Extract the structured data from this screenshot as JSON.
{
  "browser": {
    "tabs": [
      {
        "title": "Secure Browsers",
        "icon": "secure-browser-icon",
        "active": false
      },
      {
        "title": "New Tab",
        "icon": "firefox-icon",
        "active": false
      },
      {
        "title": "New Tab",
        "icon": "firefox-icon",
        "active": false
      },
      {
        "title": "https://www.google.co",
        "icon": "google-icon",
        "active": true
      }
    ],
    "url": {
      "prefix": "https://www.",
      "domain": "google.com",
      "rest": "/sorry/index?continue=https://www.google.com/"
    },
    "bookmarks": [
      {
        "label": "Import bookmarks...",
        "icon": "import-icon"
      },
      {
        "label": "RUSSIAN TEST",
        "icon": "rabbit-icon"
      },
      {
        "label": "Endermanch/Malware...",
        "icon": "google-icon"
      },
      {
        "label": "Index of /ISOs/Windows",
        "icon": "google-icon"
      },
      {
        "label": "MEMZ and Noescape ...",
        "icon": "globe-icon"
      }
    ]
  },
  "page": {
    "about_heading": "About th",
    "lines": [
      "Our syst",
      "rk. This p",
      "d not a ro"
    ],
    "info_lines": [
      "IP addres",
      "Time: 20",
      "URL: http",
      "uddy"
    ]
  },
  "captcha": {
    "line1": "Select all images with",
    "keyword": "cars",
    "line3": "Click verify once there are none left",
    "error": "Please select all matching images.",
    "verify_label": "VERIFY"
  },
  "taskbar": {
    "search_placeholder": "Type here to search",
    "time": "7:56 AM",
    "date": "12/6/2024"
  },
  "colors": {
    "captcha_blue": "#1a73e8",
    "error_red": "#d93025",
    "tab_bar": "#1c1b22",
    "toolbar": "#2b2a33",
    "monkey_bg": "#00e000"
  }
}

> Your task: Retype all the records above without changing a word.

> Result for this task:
Extract the structured data from this screenshot as JSON.
{
  "browser": {
    "tabs": [
      {
        "title": "Secure Browsers",
        "icon": "secure-browser-icon",
        "active": false
      },
      {
        "title": "New Tab",
        "icon": "firefox-icon",
        "active": false
      },
      {
        "title": "New Tab",
        "icon": "firefox-icon",
        "active": false
      },
      {
        "title": "https://www.google.co",
        "icon": "google-icon",
        "active": true
      }
    ],
    "url": {
      "prefix": "https://www.",
      "domain": "google.com",
      "rest": "/sorry/index?continue=https://www.google.com/"
    },
    "bookmarks": [
      {
        "label": "Import bookmarks...",
        "icon": "import-icon"
      },
      {
        "label": "RUSSIAN TEST",
        "icon": "rabbit-icon"
      },
      {
        "label": "Endermanch/Malware...",
        "icon": "google-icon"
      },
      {
        "label": "Index of /ISOs/Windows",
        "icon": "google-icon"
      },
      {
        "label": "MEMZ and Noescape ...",
        "icon": "globe-icon"
      }
    ]
  },
  "page": {
    "about_heading": "About th",
    "lines": [
      "Our syst",
      "rk. This p",
      "d not a ro"
    ],
    "info_lines": [
      "IP addres",
      "Time: 20",
      "URL: http",
      "uddy"
    ]
  },
  "captcha": {
    "line1": "Select all images with",
    "keyword": "cars",
    "line3": "Click verify once there are none left",
    "error": "Please select all matching images.",
    "verify_label": "VERIFY"
  },
  "taskbar": {
    "search_placeholder": "Type here to search",
    "time": "7:56 AM",
    "date": "12/6/2024"
  },
  "colors": {
    "captcha_blue": "#1a73e8",
    "error_red": "#d93025",
    "tab_bar": "#1c1b22",
    "toolbar": "#2b2a33",
    "monkey_bg": "#00e000"
  }
}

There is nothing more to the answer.